The Piano is Campion's coming of age -- a delivery on the promise of her first two features. Sweetie (1989), about the devastating effect a disturbed young woman has on her family, was bitter medicine; the movie double-dared its audience to find sympathy in its dour or manic characters. In An Angel at My Table (1990), a three-part mini-series based on the biographies of Australian novelist Janet Frame, Campion located her elliptical, microcosmic style. But % this lovely film lost its way before its climax, and before it could find a wider audience.

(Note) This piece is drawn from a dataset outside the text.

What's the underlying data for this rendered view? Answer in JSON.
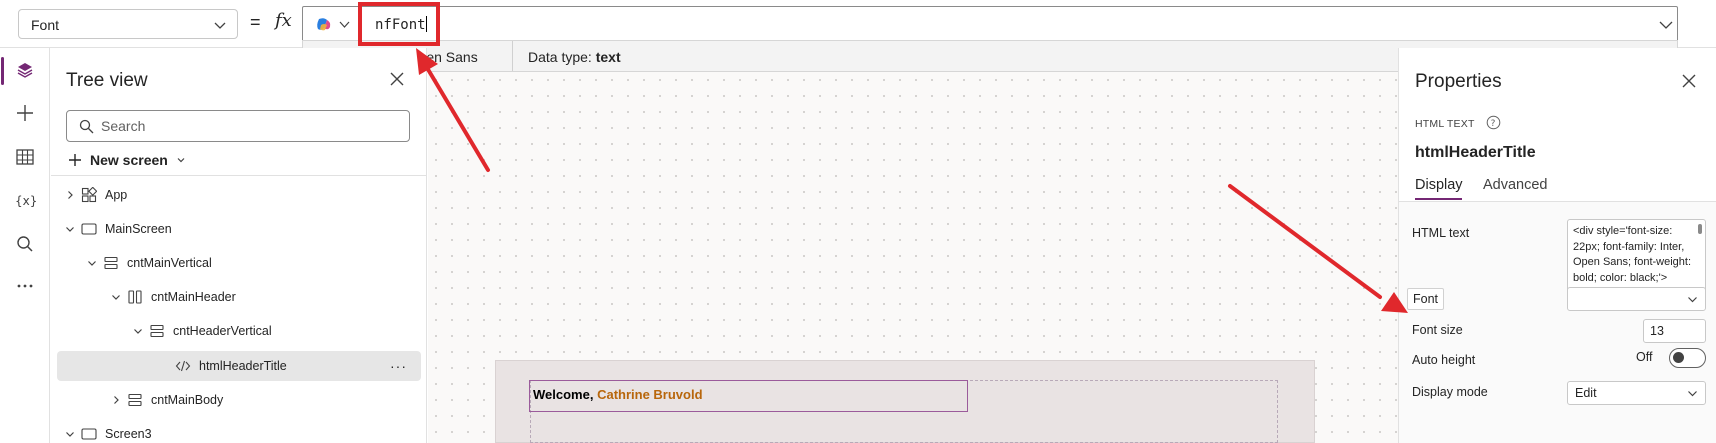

The Piano remedies that. It is set in New Zealand, funded by Francis Bouygues' Ciby 2000 (pronounced, in French, C.B. De Mille), scored by English composer Michael Nyman, and stars some unlikely actors: Georgia's Holly Hunter and Brooklyn's Harvey Keitel join New Zealand's Sam Neill. Campion has also honed her style beyond mannerism; now the desaturated colors and oblique angles bend to serve the story. And a plangent story it is, with a typical Campion heroine: the outsider woman, the renegade from convention, as viewed from a treetop, where only God dares judge her.
In the 1850s, Ada (Hunter), a mute Scottish woman, comes to the voluptuously desolate New Zealand bush in an arranged marriage with Stewart (Neill), a landowner. Stewart cannot seduce a woman who can barely tolerate him and whose eyes burn with a fierce, almost feral obstinacy. What grievance has she against mankind, against men? And how can this crushing burden be eased?

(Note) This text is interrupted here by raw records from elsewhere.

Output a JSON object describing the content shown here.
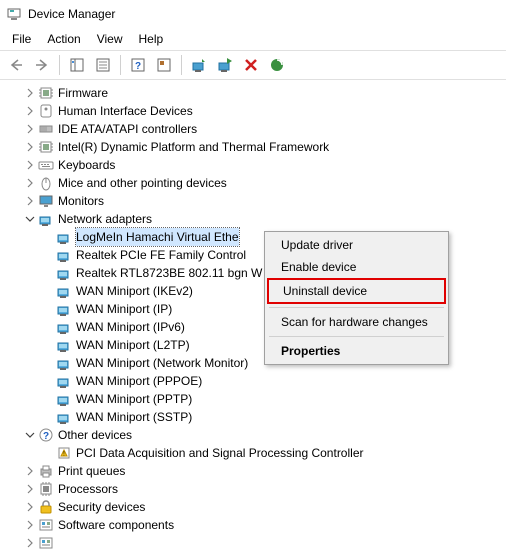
{
  "window": {
    "title": "Device Manager"
  },
  "menu": {
    "file": "File",
    "action": "Action",
    "view": "View",
    "help": "Help"
  },
  "tree": {
    "items": [
      {
        "label": "Firmware",
        "exp": "right",
        "icon": "chip"
      },
      {
        "label": "Human Interface Devices",
        "exp": "right",
        "icon": "hid"
      },
      {
        "label": "IDE ATA/ATAPI controllers",
        "exp": "right",
        "icon": "ide"
      },
      {
        "label": "Intel(R) Dynamic Platform and Thermal Framework",
        "exp": "right",
        "icon": "chip"
      },
      {
        "label": "Keyboards",
        "exp": "right",
        "icon": "keyboard"
      },
      {
        "label": "Mice and other pointing devices",
        "exp": "right",
        "icon": "mouse"
      },
      {
        "label": "Monitors",
        "exp": "right",
        "icon": "monitor"
      },
      {
        "label": "Network adapters",
        "exp": "down",
        "icon": "network",
        "children": [
          {
            "label": "LogMeIn Hamachi Virtual Ethe",
            "icon": "network",
            "selected": true
          },
          {
            "label": "Realtek PCIe FE Family Control",
            "icon": "network"
          },
          {
            "label": "Realtek RTL8723BE 802.11 bgn W",
            "icon": "network"
          },
          {
            "label": "WAN Miniport (IKEv2)",
            "icon": "network"
          },
          {
            "label": "WAN Miniport (IP)",
            "icon": "network"
          },
          {
            "label": "WAN Miniport (IPv6)",
            "icon": "network"
          },
          {
            "label": "WAN Miniport (L2TP)",
            "icon": "network"
          },
          {
            "label": "WAN Miniport (Network Monitor)",
            "icon": "network"
          },
          {
            "label": "WAN Miniport (PPPOE)",
            "icon": "network"
          },
          {
            "label": "WAN Miniport (PPTP)",
            "icon": "network"
          },
          {
            "label": "WAN Miniport (SSTP)",
            "icon": "network"
          }
        ]
      },
      {
        "label": "Other devices",
        "exp": "down",
        "icon": "other",
        "children": [
          {
            "label": "PCI Data Acquisition and Signal Processing Controller",
            "icon": "warn"
          }
        ]
      },
      {
        "label": "Print queues",
        "exp": "right",
        "icon": "printer"
      },
      {
        "label": "Processors",
        "exp": "right",
        "icon": "cpu"
      },
      {
        "label": "Security devices",
        "exp": "right",
        "icon": "security"
      },
      {
        "label": "Software components",
        "exp": "right",
        "icon": "software"
      },
      {
        "label": " ",
        "exp": "right",
        "icon": "software"
      }
    ]
  },
  "contextmenu": {
    "update": "Update driver",
    "enable": "Enable device",
    "uninstall": "Uninstall device",
    "scan": "Scan for hardware changes",
    "properties": "Properties"
  }
}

By trying to crush her, Stewart decides. Ada has only two loves in this bleak world: her nine-year-old daughter Flora (Anna Paquin) and her piano. After Stewart cavalierly sells the instrument to his neighbor Baines (Keitel), Ada strikes a bargain with Baines. Under the guise of giving him lessons, she will buy the piano back from him, one black key at a time, by allowing certain sexual favors. One key is hers if she raises her skirt; two keys to let him touch her bare arm; five; 10 . . . Ada can win what she needs by meting out what she forbids her husband.
Baines is illiterate but not ignorant. Watching Ada rapt at her piano, listening to the music with which she speaks, he can detect a passion in this woman that he too wants to play. He is not a fastidious wooer. He will smell her jacket, or investigate her stockings until he finds a tiny hole that reveals skin he can touch. Soon his mind is seized with Ada. After she leaves, Baines is haunted by the echo and odor of a tiny, sinewy woman who, because she seems to be pure will unadorned by coquetry, has sparked awe in him.
And what does she feel? The viewer must translate the glances and cramped gestures of Ada's own aboriginal language. Sometimes her sideways stare says, "Men! Jeez!" and suggests the wry comedy The Piano could have been if it had not aimed higher. But mostly we see two eyeholes burning through the mask of civility to reveal raging helplessness -- until Ada finds hope in passion. Then she must face the prospects of Flora's betrayal, Stewart's rage, the loss of the piano, the sacrifice of limb and life.